So when they built One Liberty Plaza at 165 Broadway in 1973 and they wanted to top it up at 743 ft. (226 m) they had a problem. The zoning for a building that tall and so close to the Greedy Tower at 120 Broadway, they had to offset some ground space as a public space in order to let the sunlight in at ground levels for a few hours each day next to the corporate skyscraper.
And the added bonus with sunlight, you might even have some trees in that public space. Do people need sunlight? One Liberty Plaza tower is like one of the ugliest pieces of architectural shit on the downtown landscape with its Omnipresent, Monolithic, and Fascistic presence sucking all oxygen out of the room modern look.
Ta-Dah! Liberty Plaza Park is born around 135 Broadway bordered by Liberty Street and Cedar Street.
This is the first park I knew when I first came to New York in the late seventies. It wasn’t even finished. There was one holdout building, Chock Full of Nuts coffee shop, that held out until its lease was up. Can’t get away with that anymore. With corporations having the right of eminent domain, Liberty Plaza Park would have been built up at one time instead of the piecemeal way it evolved.
That park had some I believe twenty four trees in it, some metal, painted black benches and Seward Johnson’s sculpture of the Business Dude in his corporate monkey suit reviewing paperwork in his Attaché Case. Business Dude’s case is open and the 1980’s style Texas Instrument calculator in it is the size of a cigar box. So much for old technology.

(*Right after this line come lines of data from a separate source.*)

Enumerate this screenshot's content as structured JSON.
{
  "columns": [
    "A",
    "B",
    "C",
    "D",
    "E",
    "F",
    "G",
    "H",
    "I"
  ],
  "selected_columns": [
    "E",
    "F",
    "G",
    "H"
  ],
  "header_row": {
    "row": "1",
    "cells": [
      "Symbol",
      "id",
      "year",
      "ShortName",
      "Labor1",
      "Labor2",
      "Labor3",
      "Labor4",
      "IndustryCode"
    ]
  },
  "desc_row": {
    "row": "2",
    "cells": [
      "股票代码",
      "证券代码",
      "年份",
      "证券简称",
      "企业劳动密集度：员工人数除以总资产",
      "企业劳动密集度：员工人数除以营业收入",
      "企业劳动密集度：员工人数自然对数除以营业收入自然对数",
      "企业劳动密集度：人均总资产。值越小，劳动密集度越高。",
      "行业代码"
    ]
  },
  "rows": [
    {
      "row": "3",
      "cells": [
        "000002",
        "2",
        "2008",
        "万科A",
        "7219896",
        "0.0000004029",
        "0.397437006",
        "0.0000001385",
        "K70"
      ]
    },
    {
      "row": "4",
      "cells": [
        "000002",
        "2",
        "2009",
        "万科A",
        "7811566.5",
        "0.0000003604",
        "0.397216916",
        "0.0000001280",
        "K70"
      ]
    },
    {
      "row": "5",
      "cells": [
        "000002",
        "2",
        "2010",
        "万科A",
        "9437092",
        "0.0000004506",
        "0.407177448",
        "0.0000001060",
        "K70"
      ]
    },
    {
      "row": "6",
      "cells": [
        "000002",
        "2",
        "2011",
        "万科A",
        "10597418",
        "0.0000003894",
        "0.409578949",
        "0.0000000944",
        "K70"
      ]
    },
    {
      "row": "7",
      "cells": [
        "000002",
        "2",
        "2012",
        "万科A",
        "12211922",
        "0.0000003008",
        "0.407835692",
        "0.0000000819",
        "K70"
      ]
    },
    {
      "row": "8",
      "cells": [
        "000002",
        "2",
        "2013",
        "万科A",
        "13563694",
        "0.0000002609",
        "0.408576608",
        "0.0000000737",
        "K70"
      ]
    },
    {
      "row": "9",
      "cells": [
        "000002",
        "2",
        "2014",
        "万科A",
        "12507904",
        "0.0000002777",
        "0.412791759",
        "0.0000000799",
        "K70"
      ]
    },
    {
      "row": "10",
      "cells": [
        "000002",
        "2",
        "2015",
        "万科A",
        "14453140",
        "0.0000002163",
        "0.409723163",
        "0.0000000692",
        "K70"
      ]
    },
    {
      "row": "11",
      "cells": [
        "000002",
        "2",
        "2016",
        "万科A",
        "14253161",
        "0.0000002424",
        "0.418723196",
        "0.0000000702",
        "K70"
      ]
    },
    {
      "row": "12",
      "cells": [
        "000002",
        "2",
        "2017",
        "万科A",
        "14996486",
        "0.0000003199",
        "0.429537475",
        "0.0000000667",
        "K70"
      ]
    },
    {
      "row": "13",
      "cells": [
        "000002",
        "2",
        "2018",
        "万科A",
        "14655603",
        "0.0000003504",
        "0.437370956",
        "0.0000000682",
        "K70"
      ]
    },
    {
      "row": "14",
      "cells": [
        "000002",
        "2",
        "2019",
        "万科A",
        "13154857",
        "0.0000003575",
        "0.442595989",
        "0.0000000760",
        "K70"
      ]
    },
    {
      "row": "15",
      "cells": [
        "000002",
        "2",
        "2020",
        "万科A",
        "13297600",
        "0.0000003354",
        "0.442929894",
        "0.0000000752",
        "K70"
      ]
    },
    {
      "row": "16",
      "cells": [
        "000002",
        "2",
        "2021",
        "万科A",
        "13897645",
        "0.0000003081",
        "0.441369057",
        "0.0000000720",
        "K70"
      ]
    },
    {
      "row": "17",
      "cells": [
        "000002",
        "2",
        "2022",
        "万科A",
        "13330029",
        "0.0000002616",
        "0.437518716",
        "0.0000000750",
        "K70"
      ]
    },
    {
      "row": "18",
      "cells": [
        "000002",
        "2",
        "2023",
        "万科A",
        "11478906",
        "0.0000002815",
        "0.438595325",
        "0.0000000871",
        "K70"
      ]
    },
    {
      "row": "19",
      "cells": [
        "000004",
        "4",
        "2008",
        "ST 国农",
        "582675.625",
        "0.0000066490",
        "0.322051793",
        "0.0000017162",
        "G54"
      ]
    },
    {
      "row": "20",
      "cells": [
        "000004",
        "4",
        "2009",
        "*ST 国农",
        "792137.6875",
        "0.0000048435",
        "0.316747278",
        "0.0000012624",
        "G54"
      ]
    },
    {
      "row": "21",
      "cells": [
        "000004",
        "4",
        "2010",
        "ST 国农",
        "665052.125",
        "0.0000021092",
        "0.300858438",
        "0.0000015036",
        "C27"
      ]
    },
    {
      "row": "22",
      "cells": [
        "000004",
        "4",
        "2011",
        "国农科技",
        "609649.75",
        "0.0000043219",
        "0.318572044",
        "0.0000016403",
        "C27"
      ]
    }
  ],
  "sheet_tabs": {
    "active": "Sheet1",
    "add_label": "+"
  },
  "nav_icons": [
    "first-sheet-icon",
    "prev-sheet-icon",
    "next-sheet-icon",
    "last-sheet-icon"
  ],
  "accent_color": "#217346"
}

After 911 they cut down the trees in Liberty Plaza Park, all 24 of them, to make way for emergency parking at the World Trade Center site diagonally across the street at Liberty and Church Streets.
Somewhere along the timeline, they restored Liberty Plaza Park, they I think meaning the taxpayers, and renamed it in favor of a man who owns One Liberty Plaza. That kinda reminds me of all these stadiums where taxpayers pay 99% of the cost of the stadiums with municipal bonds and some corporation kicks in 1% and gets its name, free advertising, put onto the structure. I think the same situation applies at Zuccotti.
Well anyway. We should be grateful that that put back the trees and call it a park though I think they call it urban sculptural landscaping or such these days. Needs to look like a Hollywood set. Does not have to be comfortable and it is called a park.
It is also a good thing that they don’t charge us to look at the trees in a city where everything is fees, tolls and fines for the rabble walking or driving around the streets.
Parks should be for people.
Peace. Pax. Joy. Love. Tree.